As of the publication of this year’s Top 75 list, Minneapolis-based Supervalu was poised to sell most of its retail stores, cutting its projected volume for next year in half.
The company, No. 6 on this year’s list of the largest food retailers and wholesalers in the U.S. and Canada, with projected sales of about $34.5 billion, is planning to sell its Albertsons, Jewel-Osco, Acme and Shaw’s/Star Market banners to a private-equity consortium led by Cerberus Capital Management. The sale of 877 stores will reduce Supervalu’s annual volumes to a projected $17 billion, nearly half of which would come from its wholesale business.
Cerberus also owns Albertsons LLC (No. 35 on this year’s list with about $3.9 billion in revenues) and would reunite the banners through the pending acquistion.
Wal-Mart Stores continued to lead the industry on SN’s annual list of the Top 75 retailers and wholesalers in North America, based on sales volume, with Kroger Co. continuing as the highest-volume conventional chain.
New to the Top 10 on the list this year is Dallas-based 7-Eleven, which was 12th on last year’s list but moved up on the strength of 600 new and acquired stores.

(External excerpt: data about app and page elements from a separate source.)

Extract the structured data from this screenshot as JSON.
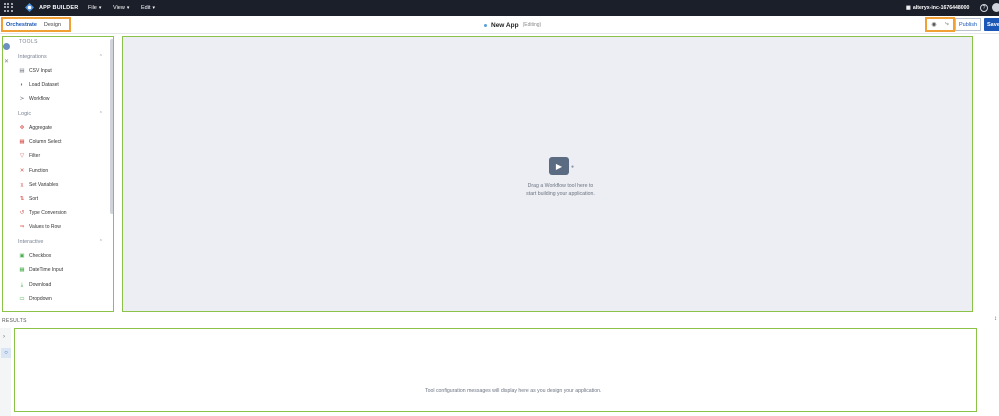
{
  "topbar": {
    "app_name": "APP BUILDER",
    "menus": [
      {
        "label": "File"
      },
      {
        "label": "View"
      },
      {
        "label": "Edit"
      }
    ],
    "org_name": "alteryx-inc-1676448000",
    "help_symbol": "?"
  },
  "subbar": {
    "tabs": [
      {
        "label": "Orchestrate",
        "active": true
      },
      {
        "label": "Design",
        "active": false
      }
    ],
    "title": "New App",
    "status": "(Editing)",
    "publish_label": "Publish",
    "save_label": "Save"
  },
  "toolbox": {
    "header": "TOOLS",
    "sections": [
      {
        "label": "Integrations",
        "tools": [
          {
            "label": "CSV Input",
            "icon": "csv-input-icon"
          },
          {
            "label": "Load Dataset",
            "icon": "load-dataset-icon"
          },
          {
            "label": "Workflow",
            "icon": "workflow-icon"
          }
        ]
      },
      {
        "label": "Logic",
        "tools": [
          {
            "label": "Aggregate",
            "icon": "aggregate-icon"
          },
          {
            "label": "Column Select",
            "icon": "column-select-icon"
          },
          {
            "label": "Filter",
            "icon": "filter-icon"
          },
          {
            "label": "Function",
            "icon": "function-icon"
          },
          {
            "label": "Set Variables",
            "icon": "set-variables-icon"
          },
          {
            "label": "Sort",
            "icon": "sort-icon"
          },
          {
            "label": "Type Conversion",
            "icon": "type-conversion-icon"
          },
          {
            "label": "Values to Row",
            "icon": "values-to-row-icon"
          }
        ]
      },
      {
        "label": "Interactive",
        "tools": [
          {
            "label": "Checkbox",
            "icon": "checkbox-icon"
          },
          {
            "label": "DateTime Input",
            "icon": "datetime-input-icon"
          },
          {
            "label": "Download",
            "icon": "download-icon"
          },
          {
            "label": "Dropdown",
            "icon": "dropdown-icon"
          }
        ]
      }
    ]
  },
  "canvas": {
    "hint_line1": "Drag a Workflow tool here to",
    "hint_line2": "start building your application."
  },
  "results": {
    "label": "RESULTS",
    "message": "Tool configuration messages will display here as you design your application."
  },
  "colors": {
    "topbar_bg": "#1b1f2a",
    "accent_blue": "#1a57b7",
    "highlight_orange": "#f0a035",
    "panel_green": "#8bc34a",
    "canvas_bg": "#eceef3"
  }
}
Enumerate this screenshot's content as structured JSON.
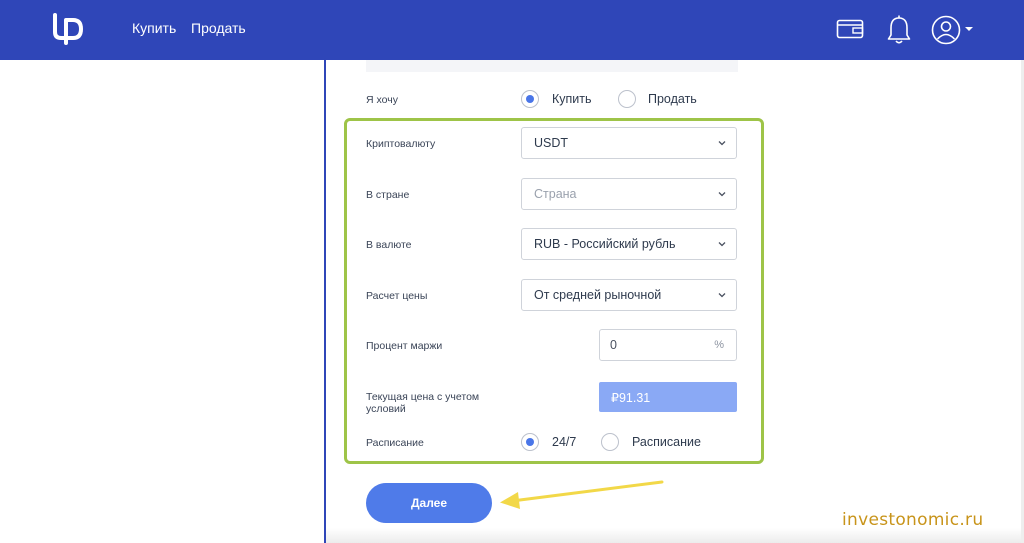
{
  "nav": {
    "buy": "Купить",
    "sell": "Продать"
  },
  "icons": {
    "logo": "logo-icon",
    "wallet": "wallet-icon",
    "bell": "bell-icon",
    "profile": "user-circle-icon",
    "caret": "caret-down-icon"
  },
  "form": {
    "want_label": "Я хочу",
    "want_options": [
      {
        "label": "Купить",
        "selected": true
      },
      {
        "label": "Продать",
        "selected": false
      }
    ],
    "crypto_label": "Криптовалюту",
    "crypto_value": "USDT",
    "country_label": "В стране",
    "country_placeholder": "Страна",
    "currency_label": "В валюте",
    "currency_value": "RUB - Российский рубль",
    "price_calc_label": "Расчет цены",
    "price_calc_value": "От средней рыночной",
    "margin_label": "Процент маржи",
    "margin_value": "0",
    "margin_unit": "%",
    "current_price_label": "Текущая цена с учетом условий",
    "current_price_value": "₽91.31",
    "schedule_label": "Расписание",
    "schedule_options": [
      {
        "label": "24/7",
        "selected": true
      },
      {
        "label": "Расписание",
        "selected": false
      }
    ],
    "next_button": "Далее"
  },
  "watermark": "investonomic.ru",
  "colors": {
    "nav_bg": "#2f46b8",
    "accent": "#4f7be9",
    "frame": "#9ec448",
    "arrow": "#f2d848",
    "watermark": "#c8941a"
  }
}
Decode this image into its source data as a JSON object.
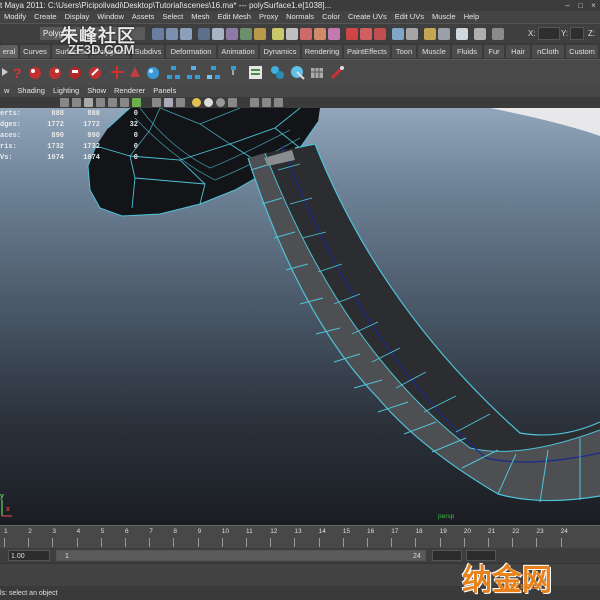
{
  "titlebar": {
    "text": "t Maya 2011: C:\\Users\\Picipolivadi\\Desktop\\Tutorial\\scenes\\16.ma*   ---   polySurface1.e[1038]...",
    "minimize": "–",
    "maximize": "□",
    "close": "×"
  },
  "menubar": [
    "Modify",
    "Create",
    "Display",
    "Window",
    "Assets",
    "Select",
    "Mesh",
    "Edit Mesh",
    "Proxy",
    "Normals",
    "Color",
    "Create UVs",
    "Edit UVs",
    "Muscle",
    "Help"
  ],
  "statusline": {
    "mode": "Polygons",
    "x_label": "X:",
    "y_label": "Y:",
    "z_label": "Z:"
  },
  "shelf_tabs": [
    "eral",
    "Curves",
    "Surfaces",
    "Polygons",
    "Subdivs",
    "Deformation",
    "Animation",
    "Dynamics",
    "Rendering",
    "PaintEffects",
    "Toon",
    "Muscle",
    "Fluids",
    "Fur",
    "Hair",
    "nCloth",
    "Custom"
  ],
  "shelf_active_tab": "eral",
  "panel_menu": [
    "w",
    "Shading",
    "Lighting",
    "Show",
    "Renderer",
    "Panels"
  ],
  "hud": {
    "rows": [
      {
        "label": "erts:",
        "v1": "888",
        "v2": "888",
        "v3": "0"
      },
      {
        "label": "dges:",
        "v1": "1772",
        "v2": "1772",
        "v3": "32"
      },
      {
        "label": "aces:",
        "v1": "890",
        "v2": "890",
        "v3": "0"
      },
      {
        "label": "ris:",
        "v1": "1732",
        "v2": "1732",
        "v3": "0"
      },
      {
        "label": "Vs:",
        "v1": "1074",
        "v2": "1074",
        "v3": "0"
      }
    ]
  },
  "viewport": {
    "camera_label": "persp",
    "axis_y": "y",
    "axis_x": "x",
    "wire_color": "#4fc3d9",
    "curve_color": "#1a2a8c"
  },
  "time_slider": {
    "ticks": [
      "1",
      "2",
      "3",
      "4",
      "5",
      "6",
      "7",
      "8",
      "9",
      "10",
      "11",
      "12",
      "13",
      "14",
      "15",
      "16",
      "17",
      "18",
      "19",
      "20",
      "21",
      "22",
      "23",
      "24"
    ]
  },
  "range": {
    "start_time": "1.00",
    "range_start": "1",
    "range_end": "24"
  },
  "helpline": "ls: select an object",
  "watermarks": {
    "top_cn": "朱峰社区",
    "top_en": "ZF3D.COM",
    "bottom_cn": "纳金网",
    "bottom_en": "NARKII.COM"
  }
}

That change pushed C&S Wholesale Grocers, Keene, N.H., back one notch to No. 11 and Delhaize America, Salisbury, N.C., back one to No. 12.
The rest of the Top 10 remain the same as last year — with Costco Wholesale Corp., Issaquah, Wash., at No. 3; Target Corp., Minneapolis, No. 4; Pleasanton, Calif.-based Safeway, No. 5; Supervalu, No. 6; Loblaw Cos., Toronto, No. 7; Publix Super Markets, Lakeland, Fla., No. 8; and Ahold USA, Quincy, Mass., No. 9.
In one change in the calculation this year, the revenues of Costco are shown to include only its sales volume in the U.S. and Canada, rather than including its overseas revenues, has had been done in past years. Wal-Mart’s revenues are calculated the same way.
In the biggest change among Top 75 companies, Bi-Lo Holdings, Maudlin, S.C., vaulted from No. 47 a year ago to No. 22 this year following its acquisition of nearly 500 Winn-Dixie stores early in 2012.
Sprouts Farmers Market, Phoenix, also got a big boost on the basis of its merger last spring with Sunflower Farmers’ Markets, Boulder, Colo., which enabled it to move from No. 68 on last year’s list to No. 57 this year.
Another chain making a big jump was Superior Grocers, Santa Fe Springs, Calif., which advanced from No. 74 last year to No. 66 — apparently a big beneficiary of its focus on marketing to the large Hispanic population in Southern California.
Also seeing its fortunes rise was Demoulas Market Basket, which moved up five spots to No. 36 on the strength of opening four additional stores.
This year’s Top 75 list also includes three new entries: Woodman’s Markets, Janesville, Wis., debuting at No. 69; The Fresh Markets, Greensboro, N.C., debuting at No. 71; and Grocery Outlet, Berkeley, Calif., coming in at No. 72.
Audio Slideshow: Top 75 Movers & Shakers
Woodman’s was added to this year’s list based on new revenue estimates that indicate higher volume levels than previously estimated.
They replace Winn Dixie, which, as indicated above, became part of Bi-Lo; PAQ, Stockton, Calif., which operates stores in Northern California and Hawaii and fell from this year’s list based on volume estimates; and Fresh & Easy Neighborhood Market, which is in the midst of a strategic review that is expected to lead to the exit of the Tesco subsidiary form the U.S. market.
Among companies that saw their positions slip from the prior year were Piggly Wiggly Midwest, Sheboygan, Wis., down four notches to No. 68; Unified Grocers, Los Angeles, down three spots to No. 40; and Associated Wholesale Grocers, Kansas City, Kan., also down three spots to No. 27 following the sale at the end of 2011 of its corporate retail chain — Homeland Stores — though those stores remain an AWG customer.
Giant Eagle, Pittsburgh, also fell back two spots to No. 23.
• IGA, a Chicago-based voluntary network of independent grocers, accounted for 2012 sales of approximately $31.5 billion from 5,350 stores, including approximately $8 billion from 1,250 stores in the U.S. and $23 billion from 4,100 stores in 37 other countries, including Canada.
• Fresh & Easy Neighborhood Market, the U.S. arm of United Kingdom-based Tesco, announced plans at the end of 2012 to conduct a strategic review of its U.S. operations that is expected to result in the sale or closure of the chain. Sales for the year ending Feb. 24, 2013, were otherwise expected to hit $1.2 billion, which would tie it for No. 75 on the list.